Pichhwais represent a unique form of textile art which originated at Shrinathji temple in Nathdwara a little over three centuries ago. Nathdwara is some 48 km northeast of Udaipur in the Rajsamand district of Rajasthan.
The temple dedicated to Lord Krishna was named Nathdwara because Lord Krishna is also known as ‘Nath’ and ‘Nathdwara’ means ‘Gateway to God.’ Nathdwara is believed to be one of the richest Hindu temples in India next only to Tirupati Devasthanam in Andhra Pradesh.Pichhwais are large devotional cloth hangings which form the background for Lord Krishna’s icon in Pushti Marg temples. Pichhwai literally translates to ‘at the back.’ Traditionally, pichhwais were painted on woven cotton cloth. The cloth used to be coated with a mixture of gum Arabic and rice floor to create an even surface. Colour pigments obtained from vegetables and minerals were then applied on them with a brush
Pichhwais usually depict 24 scenes from Lord Krishna’s life related to some festival or holy day. At the centre of these pichhwais is either a stylized image or a symbolic representation of Lord Krishna. Dark clouds, dancing peacock, Kadamba tree etc. symbolize Lord Krishna in these paintings. The pichhwais are changed from time to time depending upon the day, season and occasion to create different moods and ambience.
Lord Krishna is the most loved of the nine incarnations of Lord Vishnu for his childhood antics and pranks; his stories of love, friendship and fight against evil forces during his adolescence as a cowherd; and, his philosophical discourses and political manoeuvres as the charioteer of Arjuna, one of the greatest warriors of Mahabharata fame.

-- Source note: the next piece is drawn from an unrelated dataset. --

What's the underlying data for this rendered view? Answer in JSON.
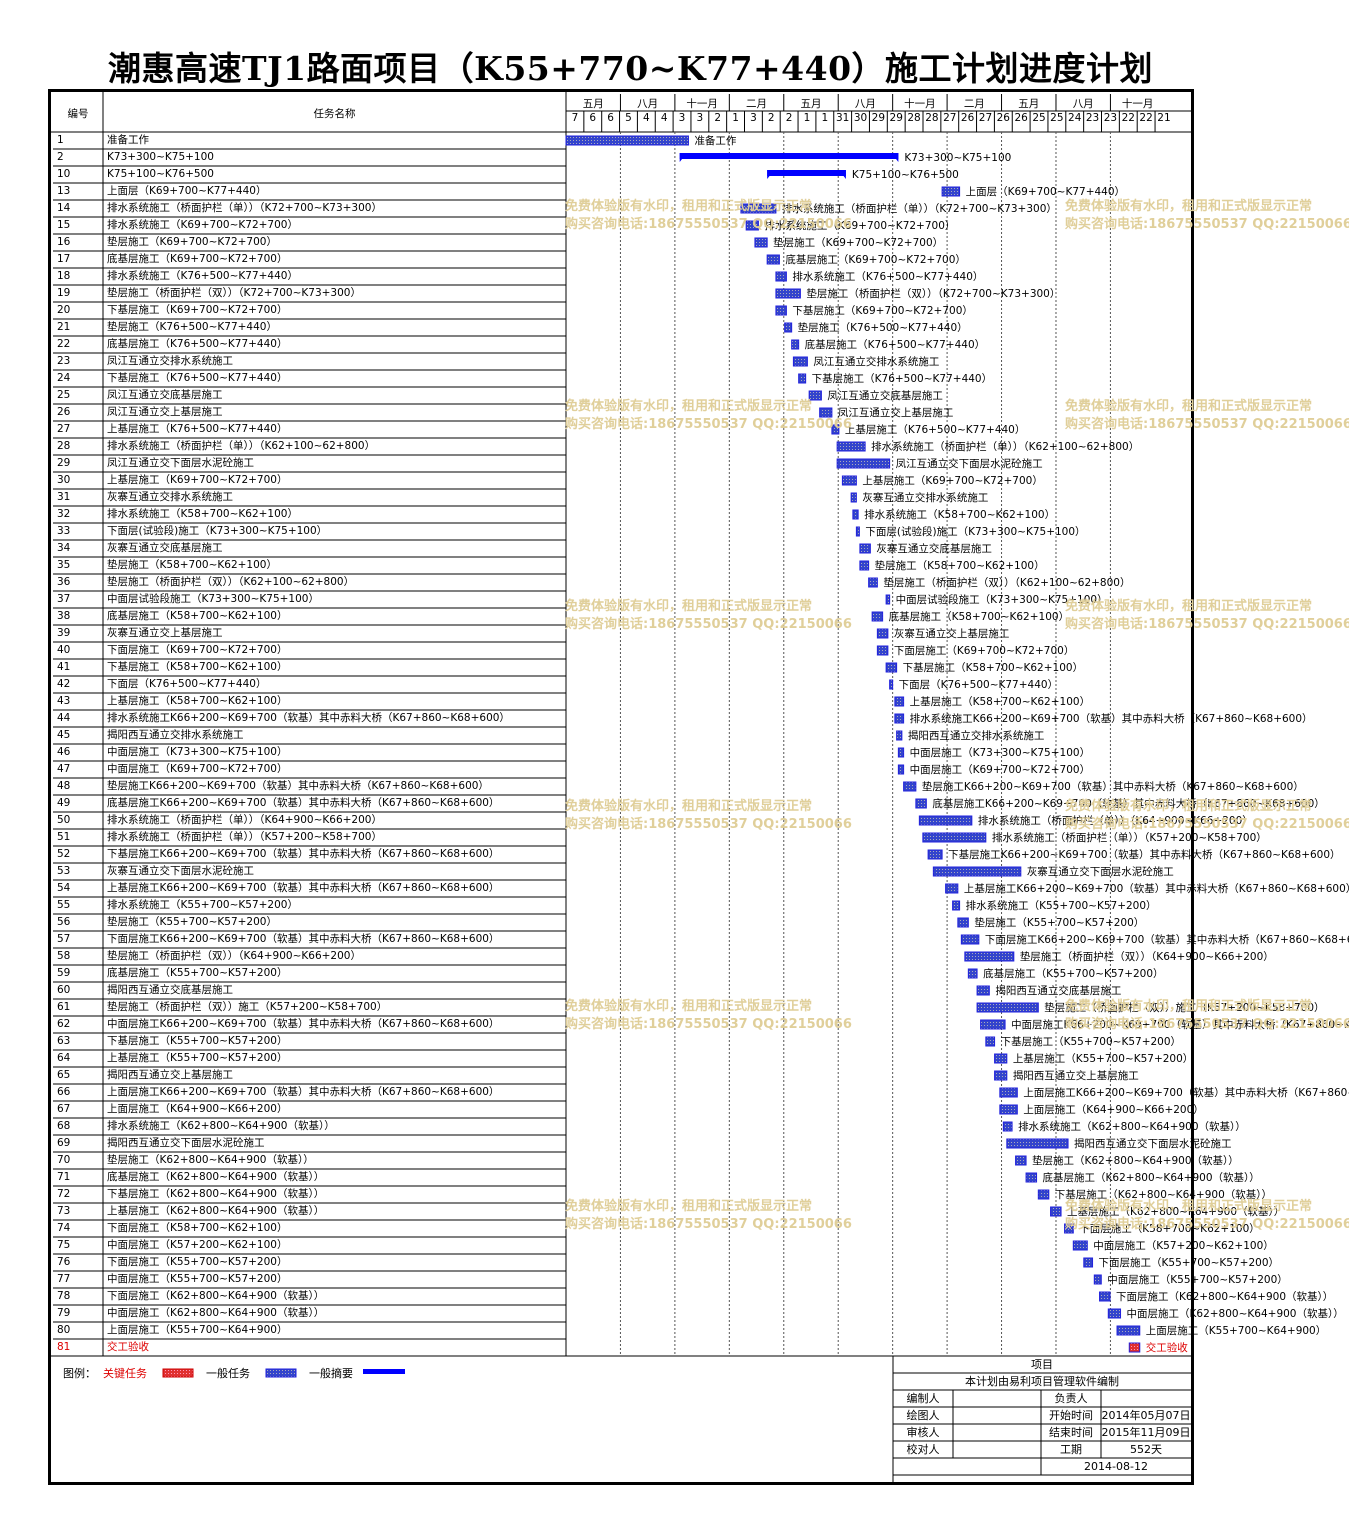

Lord Krishna’s personality was so popular and powerful that everything associated with him has been immortalized in art, literature and culture of India. Butter, flute, peacock feather, cows, cowherds, milkmaids—literally everything associated with Lord Krishna has left an indelible mark on our culture.
Srinathji is the presiding deity of the Pushti Marg sect which worships Lord Krishna in the form of a child divinity. The Pushti Marg was founded in the sixteenth century by Vallabhacharya (1479-1531) who was also known a Mahaprabhuji. Pushti Marg means “The Path of Grace.” It is a vaishnavite sect whose cult figure is Lord Krishna. The Pushti Marg sect worships Lord Krishna as a living child divinity.
Together with Shankaracharya, Ramanujacharya, Madhavacharya and Nimbarkaracharya, Vallabhacharya was one of the five main acharyas of the Bhakti movement which led to the resurgence of Hinduism in India in the medieval period.
The black stone image of Shrinathji in Nathdwara was originally consecrated by Vallabhacharya in Mathura which is the birth place of Lord Krishna where decorative clothes were used as backdrop for the image.
Fearing vandalism by Aurangazeb in 1691, the Pushti Marg sect in Mathura decided to shift the image of Shrinathji to a safer haven. The image of Shrinathji was sent to Udaipur (the capital of Mewar in Rajashan) which was believed to be a safe sanctuary for the image. Mewar was the only region in northern India which did not yield to Mughal onslaughts.
However, the wheels of the chariot carrying the image sank into the ground at Nathdwara about 48 km northeast of Udaipur. No matter what the custodians of this image did, the wheels of the chariot would not move. Taking this as a divine signal, Srinathji’s temple was raised at the same spot where it stands to this day. Before construction of the temple this place was called Sihar.